Requirement:
Every record must be repeated exactly; omit any pictures they contain.

Recorded information:
----------

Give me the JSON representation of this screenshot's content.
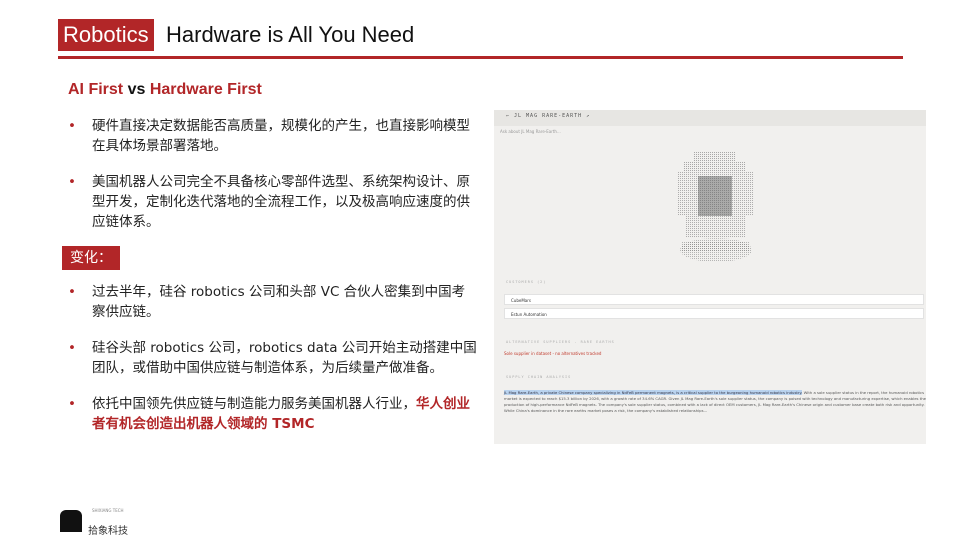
{
  "header": {
    "tag": "Robotics",
    "title": "Hardware is All You Need"
  },
  "subtitle": {
    "part1": "AI First",
    "vs": " vs ",
    "part2": "Hardware First"
  },
  "bullets_top": [
    "硬件直接决定数据能否高质量，规模化的产生，也直接影响模型在具体场景部署落地。",
    "美国机器人公司完全不具备核心零部件选型、系统架构设计、原型开发，定制化迭代落地的全流程工作，以及极高响应速度的供应链体系。"
  ],
  "change_label": "变化：",
  "bullets_bottom": [
    "过去半年，硅谷 robotics 公司和头部 VC 合伙人密集到中国考察供应链。",
    "硅谷头部 robotics 公司，robotics data 公司开始主动搭建中国团队，或借助中国供应链与制造体系，为后续量产做准备。"
  ],
  "bullet_last": {
    "normal": "依托中国领先供应链与制造能力服务美国机器人行业，",
    "highlight": "华人创业者有机会创造出机器人领域的 TSMC"
  },
  "footer": {
    "logo_tiny": "SHIXIANG TECH",
    "logo_text": "拾象科技"
  },
  "screenshot": {
    "title": "←  JL MAG RARE-EARTH  ↗",
    "ask": "Ask about JL Mag Rare-Earth...",
    "customers_label": "CUSTOMERS (2)",
    "customers": [
      "CubeMars",
      "Estun Automation"
    ],
    "alt_label": "ALTERNATIVE SUPPLIERS - RARE EARTHS",
    "alt_text": "Sole supplier in dataset - no alternatives tracked",
    "risk_label": "SUPPLY CHAIN ANALYSIS",
    "para_hl": "JL Mag Rare-Earth, a private Chinese company specializing in NdFeB permanent magnets, is a critical supplier to the burgeoning humanoid robotics industry.",
    "para_rest": " With a sole supplier status in the report, the humanoid robotics market is expected to reach $15.3 billion by 2026, with a growth rate of 34.6% CAGR. Given JL Mag Rare-Earth's sole supplier status, the company is poised with technology and manufacturing expertise, which enables the production of high-performance NdFeB magnets. The company's sole supplier status, combined with a lack of direct OEM customers, JL Mag Rare-Earth's Chinese origin and customer base create both risk and opportunity. While China's dominance in the rare earths market poses a risk, the company's established relationships..."
  },
  "colors": {
    "accent": "#b22628"
  }
}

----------

Result of this exercise:
Give me the JSON representation of this screenshot's content.
{
  "header": {
    "tag": "Robotics",
    "title": "Hardware is All You Need"
  },
  "subtitle": {
    "part1": "AI First",
    "vs": " vs ",
    "part2": "Hardware First"
  },
  "bullets_top": [
    "硬件直接决定数据能否高质量，规模化的产生，也直接影响模型在具体场景部署落地。",
    "美国机器人公司完全不具备核心零部件选型、系统架构设计、原型开发，定制化迭代落地的全流程工作，以及极高响应速度的供应链体系。"
  ],
  "change_label": "变化：",
  "bullets_bottom": [
    "过去半年，硅谷 robotics 公司和头部 VC 合伙人密集到中国考察供应链。",
    "硅谷头部 robotics 公司，robotics data 公司开始主动搭建中国团队，或借助中国供应链与制造体系，为后续量产做准备。"
  ],
  "bullet_last": {
    "normal": "依托中国领先供应链与制造能力服务美国机器人行业，",
    "highlight": "华人创业者有机会创造出机器人领域的 TSMC"
  },
  "footer": {
    "logo_tiny": "SHIXIANG TECH",
    "logo_text": "拾象科技"
  },
  "screenshot": {
    "title": "←  JL MAG RARE-EARTH  ↗",
    "ask": "Ask about JL Mag Rare-Earth...",
    "customers_label": "CUSTOMERS (2)",
    "customers": [
      "CubeMars",
      "Estun Automation"
    ],
    "alt_label": "ALTERNATIVE SUPPLIERS - RARE EARTHS",
    "alt_text": "Sole supplier in dataset - no alternatives tracked",
    "risk_label": "SUPPLY CHAIN ANALYSIS",
    "para_hl": "JL Mag Rare-Earth, a private Chinese company specializing in NdFeB permanent magnets, is a critical supplier to the burgeoning humanoid robotics industry.",
    "para_rest": " With a sole supplier status in the report, the humanoid robotics market is expected to reach $15.3 billion by 2026, with a growth rate of 34.6% CAGR. Given JL Mag Rare-Earth's sole supplier status, the company is poised with technology and manufacturing expertise, which enables the production of high-performance NdFeB magnets. The company's sole supplier status, combined with a lack of direct OEM customers, JL Mag Rare-Earth's Chinese origin and customer base create both risk and opportunity. While China's dominance in the rare earths market poses a risk, the company's established relationships..."
  },
  "colors": {
    "accent": "#b22628"
  }
}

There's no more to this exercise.